North Carolina springs and summers are wet, hot, and humid. That being the case, debris left on your roof and in your gutters can quickly deteriorate and grow mildew, mold, or moss. Keeping these areas clean will ultimately extend the life of your home’s exterior.
You likely have a home improvement budget and a list of home improvement projects you hope to tackle. Consider tackling one of your projects during the summer–whether it be painting, new appliances, or new gutters–whatever is most pressing and important to you.
However, if the summer is an incredibly busy season for you, pick a different season for your big project. There’s no hard and fast rule here. Summer is simply a common time to tackle home improvement projects due to the warm weather.
Focus: Exterior cleaning & big projects
- Finish spring yard work
- Have your HVAC unit serviced if necessary
- Repair any exterior chipped paint or rotted siding
- Powerwash & clean siding, patios, porches, & decks
- Clean windows & window screens (as needed & after pollen season)
- Tackle any large projects
- Check your roof, attic, & gutters after major storms
First off, finish whatever you didn’t finish in the spring.
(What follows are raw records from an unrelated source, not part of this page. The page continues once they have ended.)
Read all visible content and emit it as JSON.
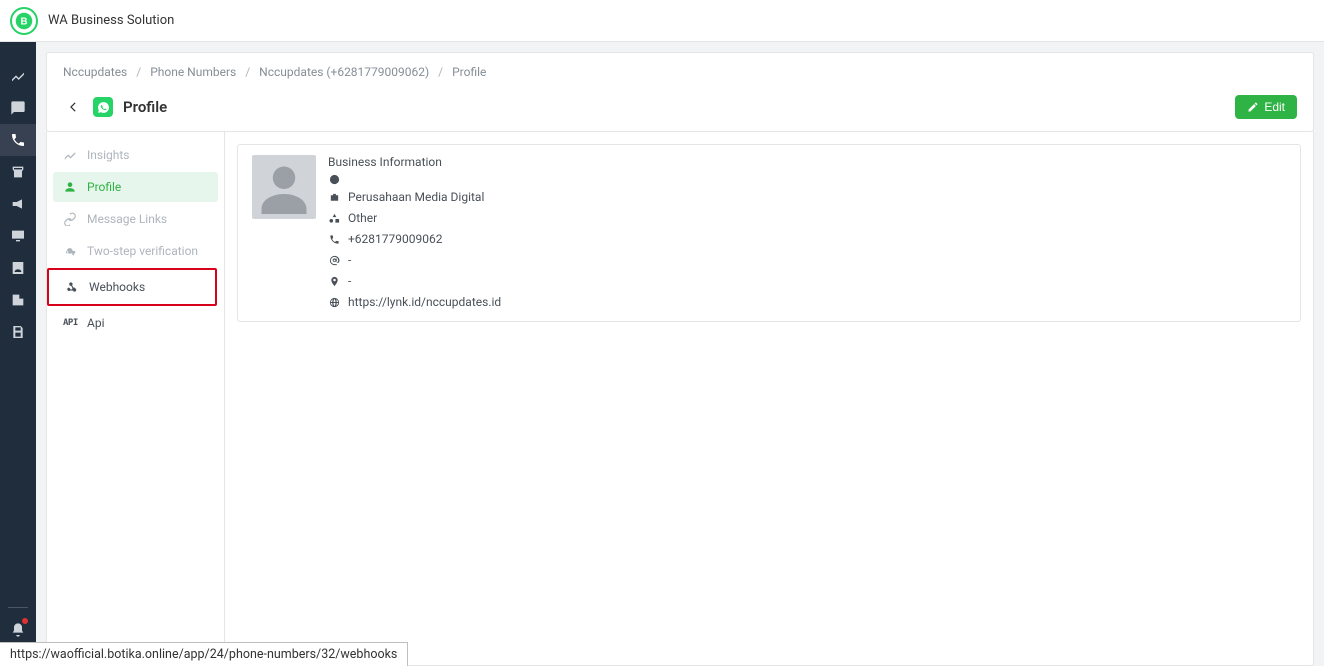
{
  "app": {
    "title": "WA Business Solution"
  },
  "breadcrumbs": {
    "items": [
      "Nccupdates",
      "Phone Numbers",
      "Nccupdates (+6281779009062)",
      "Profile"
    ]
  },
  "page": {
    "title": "Profile",
    "edit_label": "Edit"
  },
  "subnav": {
    "insights": "Insights",
    "profile": "Profile",
    "message_links": "Message Links",
    "two_step": "Two-step verification",
    "webhooks": "Webhooks",
    "api": "Api"
  },
  "business": {
    "heading": "Business Information",
    "company": "Perusahaan Media Digital",
    "category": "Other",
    "phone": "+6281779009062",
    "email": "-",
    "address": "-",
    "website": "https://lynk.id/nccupdates.id"
  },
  "status_url": "https://waofficial.botika.online/app/24/phone-numbers/32/webhooks"
}
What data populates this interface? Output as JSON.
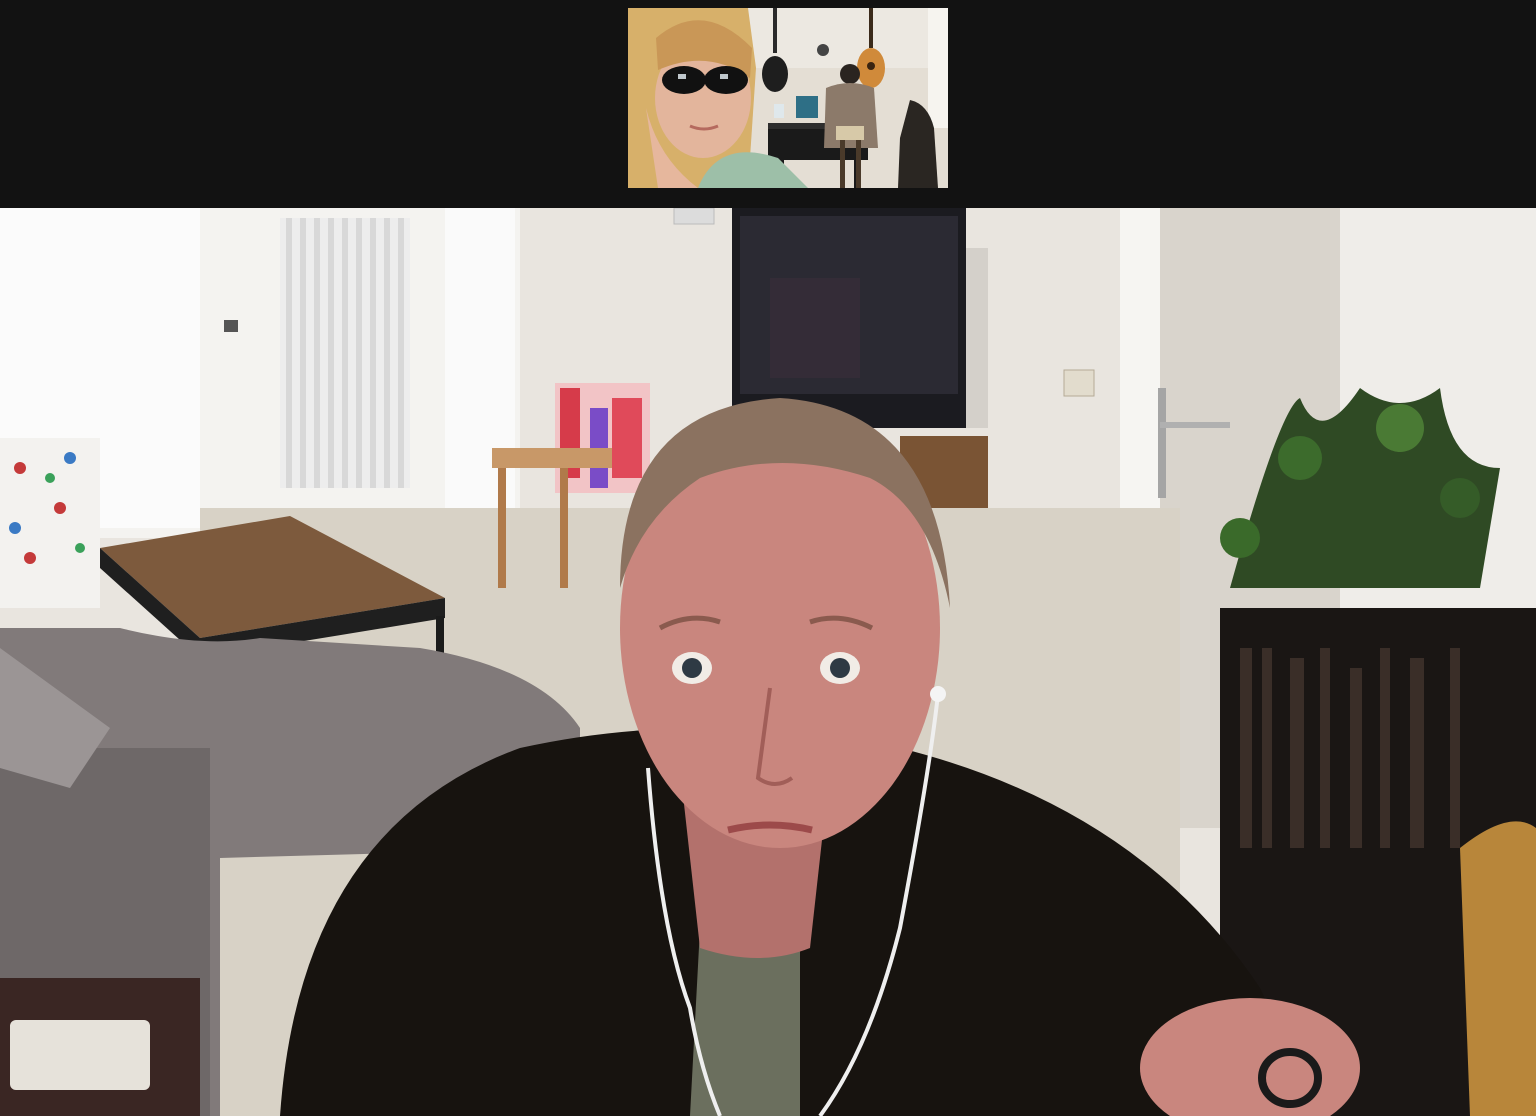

With so many spring landscaping tasks, it’s understandable if you can’t finish them all in the Spring.
Powerwashing and cleaning your home’s exterior (including windows) is best to do when it’s warm outside so everything will dry quickly and there will be no issues with freezing water. We recommend doing it during the summer rather than spring so you can wait for all the North Carolina pollen to settle.
Lastly, with summer comes North Carolina’s hurricane season. If your roof is over 10 years old, consider having a professional inspect your roof before the storms hit. This way, you can have any minor repairs done to prevent roof leaks during the heavy rains. Later on, if a large storm hits your area, walk around your house and take a look at your roof, attic, and gutters to see if anything is amiss. If something looks off, contact a roofing or gutter contractor to inspect the area for you.
During the autumn months, your focus will be cleaning up after the leaves, taking care of your yard before winter hits, and prepping your home for the winter temperatures.
Focus: Winter preparations & final lawn maintenance
- Gutter Cleaning (after leaves fall, 2x if lots of leaves)
- Rake leaves (as needed)
- Aerate soil (as needed)
- Fireplace inspection & cleaning (as needed)
- Make sure your windows are sealed properly
- Seal any driveway cracks
- Clean out dryer lint vent
- Change air filters
There you have it! A simple seasonal home maintenance guide. Questions about any of the maintenance items? Let us know in the comments!
Finally, here are a few closing tips to help you navigate and complete these projects.
A Few Final Tips
- Print out this list and use it as a true checklist.
- Cross out any items that are not applicable to your home.
- Personalize the checklist with our own seasonal projects.
- Prioritize what matters most.
- Schedule your maintenance work.
- DIY what you can. Give some work to your kids. Hire out the rest.
Want to print the full checklist? Click here for a free downloadable version.